The bill comes as the US Justice Department has redoubled its efforts to use the courts to force Apple to unlock encrypted iPhones.
Senators Richard Burr and Dianne Feinstein, the Senate intelligence committee's Republican chair and leading Democrat, said in a statement they intended now to "solicit input from the public and key stakeholders before formally introducing the bill".
"I am hopeful that this draft will start a meaningful and inclusive debate on the role of encryption and its place within the rule of law," Burr said.
"Based on initial feedback, I am confident that the discussion has begun."
The new discussion draft does not require manufacturers or communications companies to process, transmit or store data in any particular format.
Instead, it requires companies, upon receipt of a court order, to turn over to the government "data in an intelligible format" even if encryption has rendered that data inaccessible to anyone other than the owner.

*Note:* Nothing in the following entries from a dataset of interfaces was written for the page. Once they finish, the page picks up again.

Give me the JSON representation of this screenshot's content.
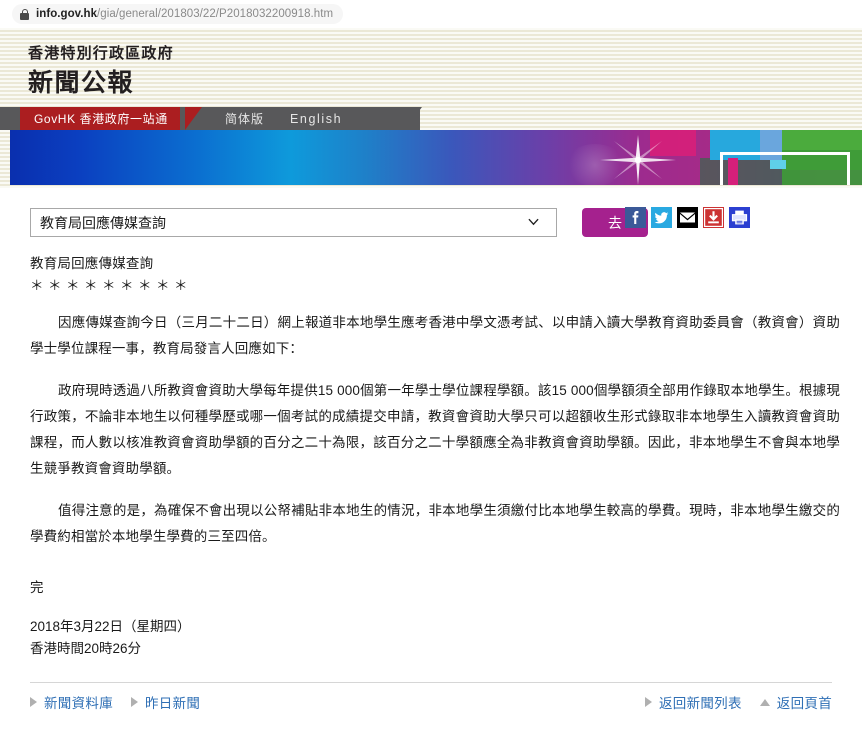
{
  "browser": {
    "lock_icon": "lock-icon",
    "url_host": "info.gov.hk",
    "url_path": "/gia/general/201803/22/P2018032200918.htm"
  },
  "header": {
    "gov_name": "香港特別行政區政府",
    "site_title": "新聞公報"
  },
  "topnav": {
    "govhk_tab": "GovHK 香港政府一站通",
    "simplified": "简体版",
    "english": "English"
  },
  "toolbar": {
    "selected_option": "教育局回應傳媒查詢",
    "options": [
      "教育局回應傳媒查詢"
    ],
    "go_label": "去",
    "share": [
      {
        "name": "facebook-share-icon",
        "color": "#3b5998"
      },
      {
        "name": "twitter-share-icon",
        "color": "#29a9e1"
      },
      {
        "name": "email-share-icon",
        "color": "#000000"
      },
      {
        "name": "save-download-icon",
        "color": "#cc3333"
      },
      {
        "name": "print-icon",
        "color": "#2b3fd1"
      }
    ]
  },
  "article": {
    "title": "教育局回應傳媒查詢",
    "stars": "＊＊＊＊＊＊＊＊＊",
    "paragraphs": [
      "因應傳媒查詢今日（三月二十二日）網上報道非本地學生應考香港中學文憑考試、以申請入讀大學教育資助委員會（教資會）資助學士學位課程一事，教育局發言人回應如下：",
      "政府現時透過八所教資會資助大學每年提供15 000個第一年學士學位課程學額。該15 000個學額須全部用作錄取本地學生。根據現行政策，不論非本地生以何種學歷或哪一個考試的成績提交申請，教資會資助大學只可以超額收生形式錄取非本地學生入讀教資會資助課程，而人數以核准教資會資助學額的百分之二十為限，該百分之二十學額應全為非教資會資助學額。因此，非本地學生不會與本地學生競爭教資會資助學額。",
      "值得注意的是，為確保不會出現以公帑補貼非本地生的情況，非本地學生須繳付比本地學生較高的學費。現時，非本地學生繳交的學費約相當於本地學生學費的三至四倍。"
    ],
    "end_mark": "完",
    "date_line": "2018年3月22日（星期四）",
    "time_line": "香港時間20時26分"
  },
  "footer": {
    "left_links": [
      {
        "label": "新聞資料庫",
        "marker": "triangle-right-icon"
      },
      {
        "label": "昨日新聞",
        "marker": "triangle-right-icon"
      }
    ],
    "right_links": [
      {
        "label": "返回新聞列表",
        "marker": "triangle-right-icon"
      },
      {
        "label": "返回頁首",
        "marker": "triangle-up-icon"
      }
    ]
  },
  "colors": {
    "govhk_red": "#ab1e20",
    "nav_grey": "#58585a",
    "cream": "#f3f1e4",
    "go_button": "#a5218e",
    "link_blue": "#2f6fb5"
  }
}
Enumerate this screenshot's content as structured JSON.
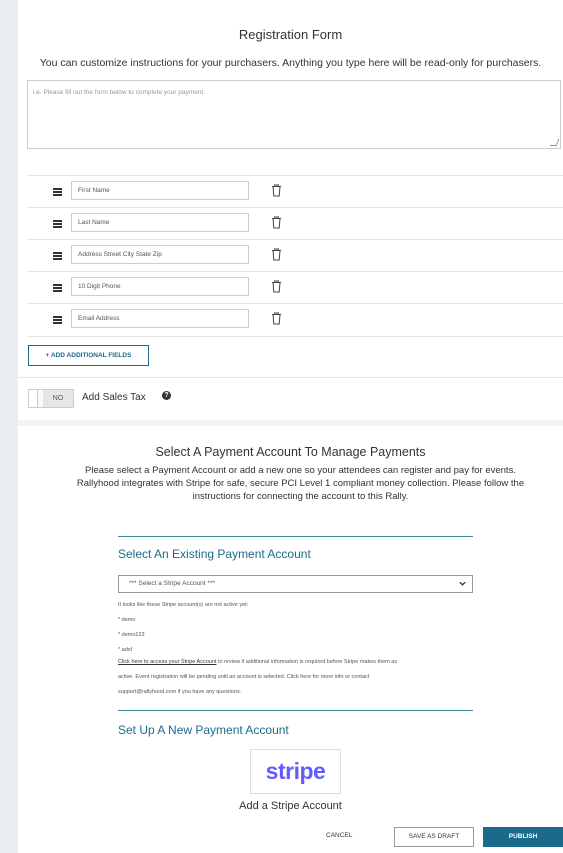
{
  "form": {
    "title": "Registration Form",
    "instructions": "You can customize instructions for your purchasers. Anything you type here will be read-only for purchasers.",
    "textarea_placeholder": "i.e. Please fill out the form below to complete your payment.",
    "fields": [
      {
        "placeholder": "First Name"
      },
      {
        "placeholder": "Last Name"
      },
      {
        "placeholder": "Address Street City State Zip"
      },
      {
        "placeholder": "10 Digit Phone"
      },
      {
        "placeholder": "Email Address"
      }
    ],
    "add_fields_label": "+ ADD ADDITIONAL FIELDS",
    "sales_tax_toggle": "NO",
    "sales_tax_label": "Add Sales Tax",
    "help_icon": "?"
  },
  "payment": {
    "title": "Select A Payment Account To Manage Payments",
    "description": "Please select a Payment Account or add a new one so your attendees can register and pay for events. Rallyhood integrates with Stripe for safe, secure PCI Level 1 compliant money collection. Please follow the instructions for connecting the account to this Rally.",
    "existing_heading": "Select An Existing Payment Account",
    "select_value": "*** Select a Stripe Account ***",
    "inactive_note": "It looks like these Stripe account(s) are not active yet:",
    "inactive_accounts": [
      "* demo",
      "* demo123",
      "* adsf"
    ],
    "link_text": "Click here to access your Stripe Account",
    "link_suffix": " to review if additional information is required before Stripe makes them as",
    "pending_line": "active. Event registration will be pending until an account is selected. Click here for more info or contact",
    "contact_email": "support@rallyhood.com",
    "contact_suffix": " if you have any questions.",
    "new_heading": "Set Up A New Payment Account",
    "stripe_logo": "stripe",
    "add_stripe_label": "Add a Stripe Account"
  },
  "actions": {
    "cancel": "CANCEL",
    "save_draft": "SAVE AS DRAFT",
    "publish": "PUBLISH"
  },
  "colors": {
    "accent": "#1a6b8a",
    "stripe": "#635bff"
  }
}
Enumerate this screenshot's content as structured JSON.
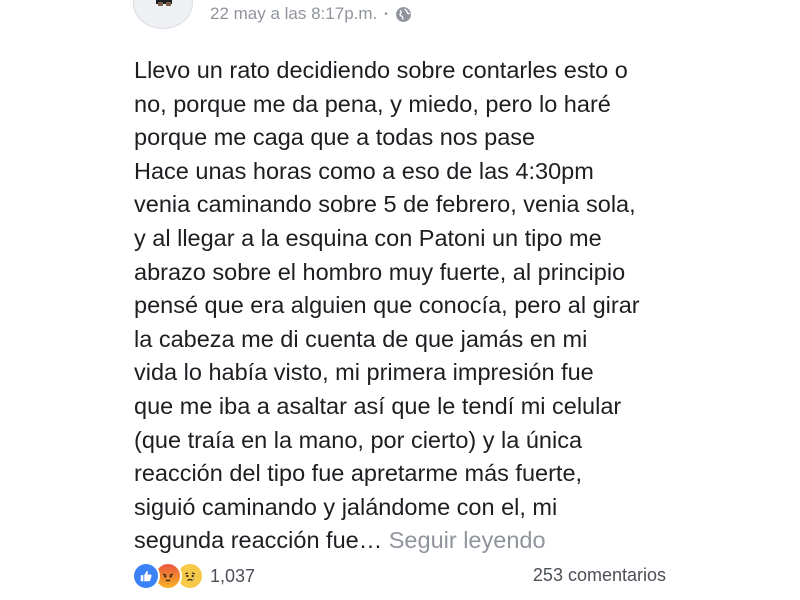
{
  "post": {
    "timestamp": "22 may a las 8:17p.m.",
    "separator": "•",
    "privacy_icon": "globe-icon",
    "lines": [
      "Llevo un rato decidiendo sobre contarles esto o",
      "no, porque me da pena, y miedo, pero lo haré",
      "porque me caga que a todas nos pase",
      "Hace unas horas como a eso de las 4:30pm",
      "venia caminando sobre 5 de febrero, venia sola,",
      "y al llegar a la esquina con Patoni un tipo me",
      "abrazo sobre el hombro muy fuerte, al principio",
      "pensé que era alguien que conocía, pero al girar",
      "la cabeza me di cuenta de que jamás en mi",
      "vida lo había visto, mi primera impresión fue",
      "que me iba a asaltar así que le tendí mi celular",
      "(que traía en la mano, por cierto) y la única",
      "reacción del tipo fue apretarme más fuerte,",
      "siguió caminando y jalándome con el, mi"
    ],
    "last_line": "segunda reacción fue…",
    "see_more": "Seguir leyendo"
  },
  "footer": {
    "reaction_icons": [
      "like-icon",
      "angry-icon",
      "sad-icon"
    ],
    "reaction_count": "1,037",
    "comments": "253 comentarios"
  },
  "colors": {
    "text": "#1c1e21",
    "muted": "#90949c",
    "like": "#3b82f6"
  }
}
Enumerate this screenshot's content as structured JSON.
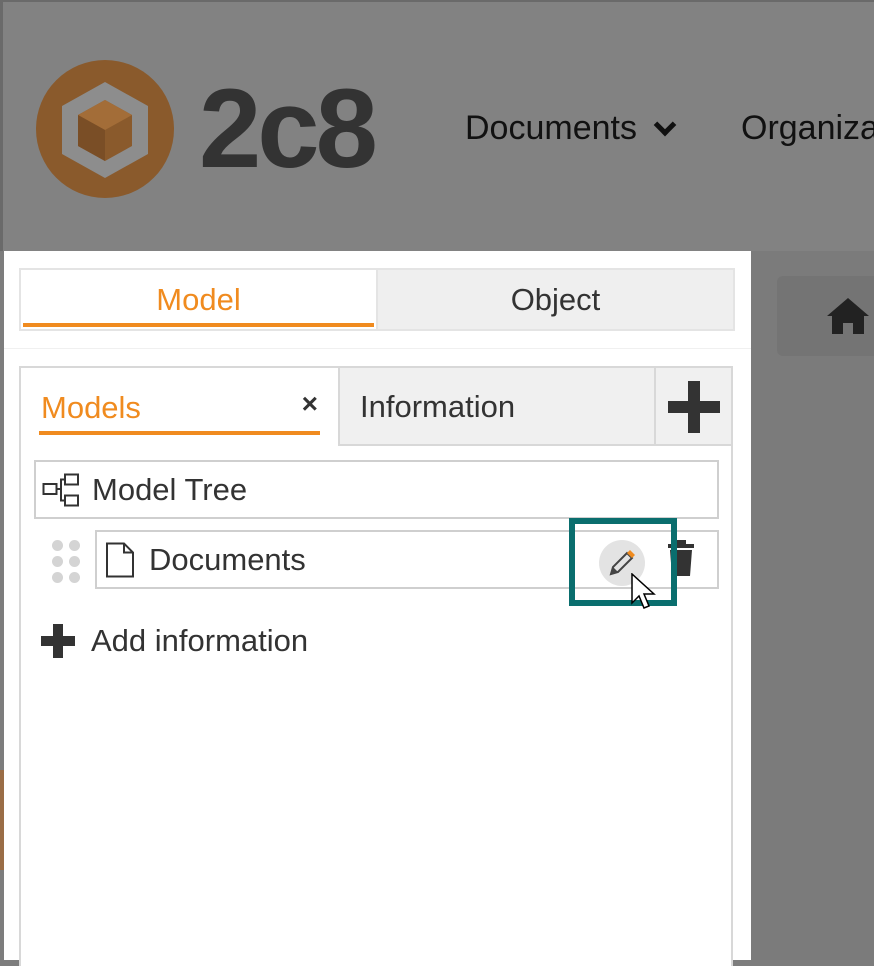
{
  "app": {
    "logo_text": "2c8",
    "nav": {
      "documents_label": "Documents",
      "organization_label": "Organiza"
    }
  },
  "panel": {
    "top_tabs": [
      {
        "label": "Model",
        "active": true
      },
      {
        "label": "Object",
        "active": false
      }
    ],
    "sub_tabs": {
      "models_label": "Models",
      "close_glyph": "×",
      "information_label": "Information",
      "add_icon": "plus-icon"
    },
    "tree": {
      "root_label": "Model Tree",
      "root_icon": "tree-icon",
      "items": [
        {
          "label": "Documents",
          "icon": "document-icon",
          "actions": [
            "pencil-icon",
            "trash-icon"
          ]
        }
      ]
    },
    "add_information_label": "Add information"
  },
  "colors": {
    "accent": "#f08b1f",
    "highlight": "#0a6e6e",
    "overlay": "#828282",
    "text": "#333333"
  }
}
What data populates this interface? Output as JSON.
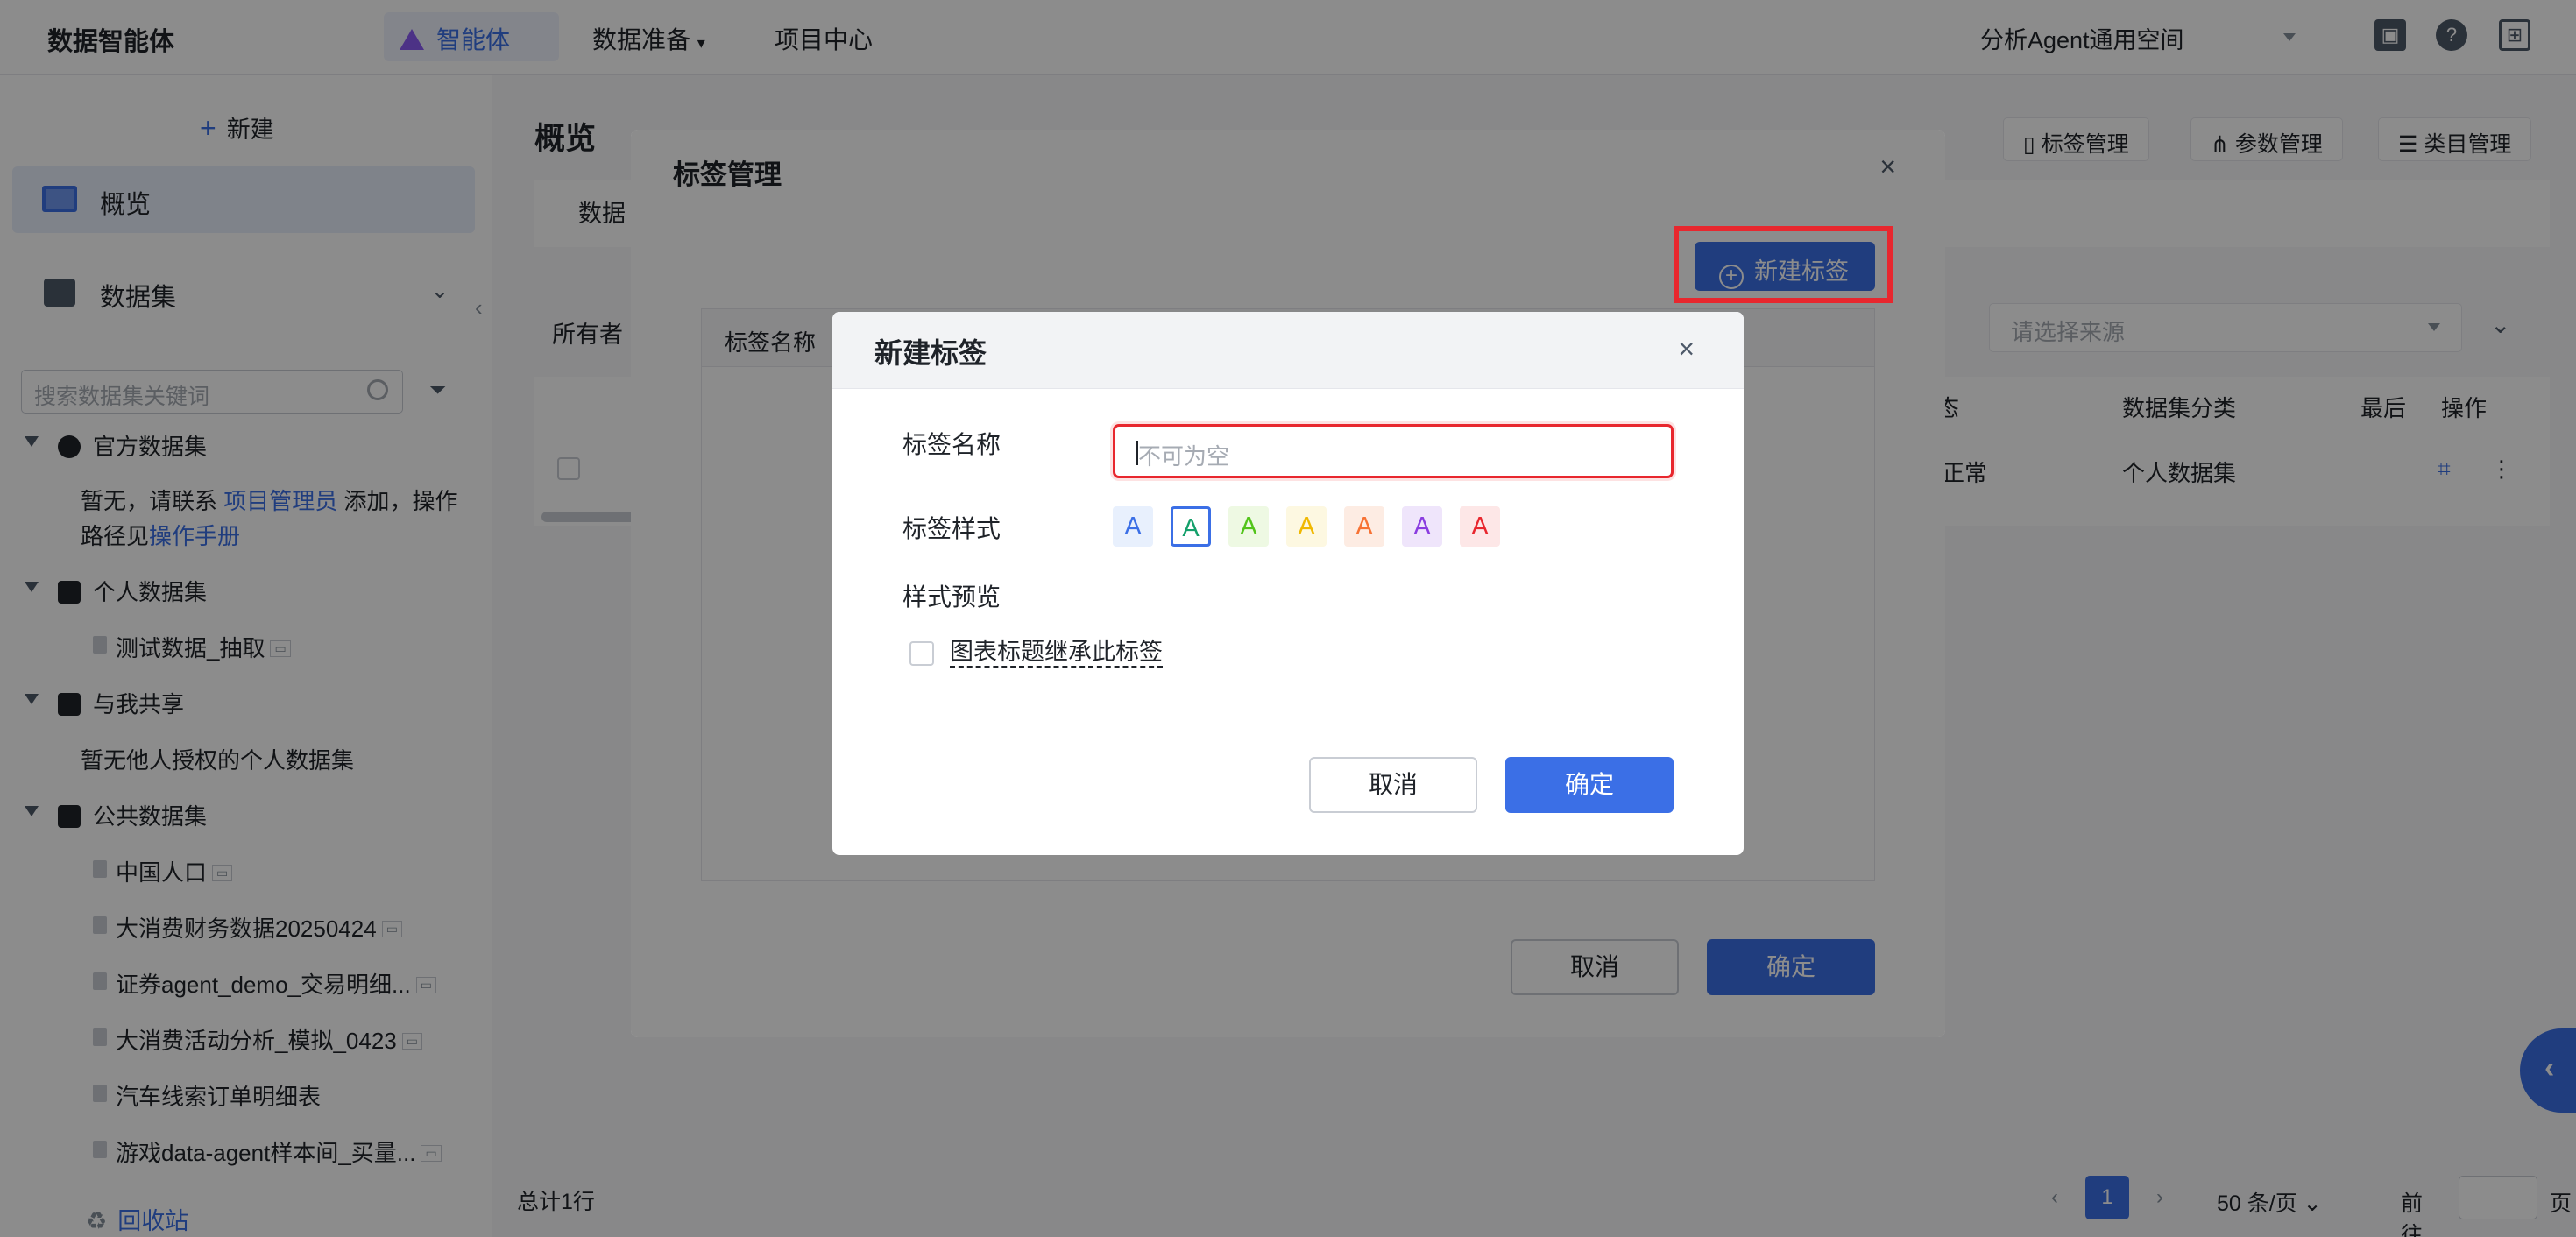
{
  "topbar": {
    "brand": "数据智能体",
    "tabs": [
      {
        "label": "智能体"
      },
      {
        "label": "数据准备"
      },
      {
        "label": "项目中心"
      }
    ],
    "workspace": "分析Agent通用空间"
  },
  "sidebar": {
    "new_label": "新建",
    "nav": [
      {
        "label": "概览"
      },
      {
        "label": "数据集"
      }
    ],
    "search_placeholder": "搜索数据集关键词",
    "groups": {
      "official": {
        "label": "官方数据集",
        "note_1": "暂无，请联系",
        "note_link": "项目管理员",
        "note_2": "添加，操作",
        "note_3": "路径见",
        "manual_link": "操作手册"
      },
      "personal": {
        "label": "个人数据集",
        "items": [
          "测试数据_抽取"
        ]
      },
      "shared": {
        "label": "与我共享",
        "empty": "暂无他人授权的个人数据集"
      },
      "public": {
        "label": "公共数据集",
        "items": [
          "中国人口",
          "大消费财务数据20250424",
          "证券agent_demo_交易明细...",
          "大消费活动分析_模拟_0423",
          "汽车线索订单明细表",
          "游戏data-agent样本间_买量..."
        ]
      }
    },
    "recycle": "回收站"
  },
  "main": {
    "title": "概览",
    "tab": "数据",
    "header_buttons": [
      "标签管理",
      "参数管理",
      "类目管理"
    ],
    "owner_label": "所有者",
    "source_placeholder": "请选择来源",
    "table_headers": [
      "态",
      "数据集分类",
      "最后",
      "操作"
    ],
    "row": {
      "status": "正常",
      "category": "个人数据集"
    },
    "total": "总计1行",
    "pager": {
      "current": "1",
      "page_size": "50 条/页",
      "goto": "前往",
      "page_suffix": "页"
    }
  },
  "tag_manager": {
    "title": "标签管理",
    "new_button": "新建标签",
    "column_name": "标签名称",
    "cancel": "取消",
    "ok": "确定"
  },
  "new_tag": {
    "title": "新建标签",
    "name_label": "标签名称",
    "name_placeholder": "不可为空",
    "style_label": "标签样式",
    "preview_label": "样式预览",
    "styles": [
      {
        "text": "A",
        "color": "#3b6fe6",
        "bg": "#e8f0fd"
      },
      {
        "text": "A",
        "color": "#14a06b",
        "bg": "#ffffff",
        "selected": true
      },
      {
        "text": "A",
        "color": "#52c41a",
        "bg": "#eef9e3"
      },
      {
        "text": "A",
        "color": "#f0b800",
        "bg": "#fdf8e1"
      },
      {
        "text": "A",
        "color": "#f77234",
        "bg": "#fdece3"
      },
      {
        "text": "A",
        "color": "#8a3ce0",
        "bg": "#efe5fb"
      },
      {
        "text": "A",
        "color": "#e8272e",
        "bg": "#fde7e7"
      }
    ],
    "inherit_label": "图表标题继承此标签",
    "cancel": "取消",
    "ok": "确定"
  }
}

Cases where a court can issue an order include crimes that caused or could cause death or serious injury, that involve drug offences, child victims, in addition to foreign intelligence operations.
Companies must ensure their products are "capable of complying", the bill states. Critics say that amounts to a ban on strong encryption.
The proposal arrives just days after an earlier draft leaked online and drew fire from security researchers and civil liberties advocates who warned it would undermine internet security and expose personal data to hackers.
Those same groups on Wednesday said the new draft is little different from the leaked version.
Electronic Frontiers Foundation staff attorney Andrew Crocker said changes in the new discussion draft were minimal and the bill still threatened internet security because companies would only be able to comply by weakening encryption in all their products.
The proposed legislation, which is expected to continue facing strong opposition from the technology sector and privacy advocates, faces an uphill battle in a gridlocked Congress.
"This flawed bill would leave Americans more vulnerable to stalkers, identity thieves, foreign hackers and criminals," said Democratic Senator Ron Wyden in a statement.
The proposal comes after the US Justice Department recently unlocked an encrypted iPhone used by one of the San Bernardino shooters and dropped its legal case against Apple, ending a high-stakes legal battle.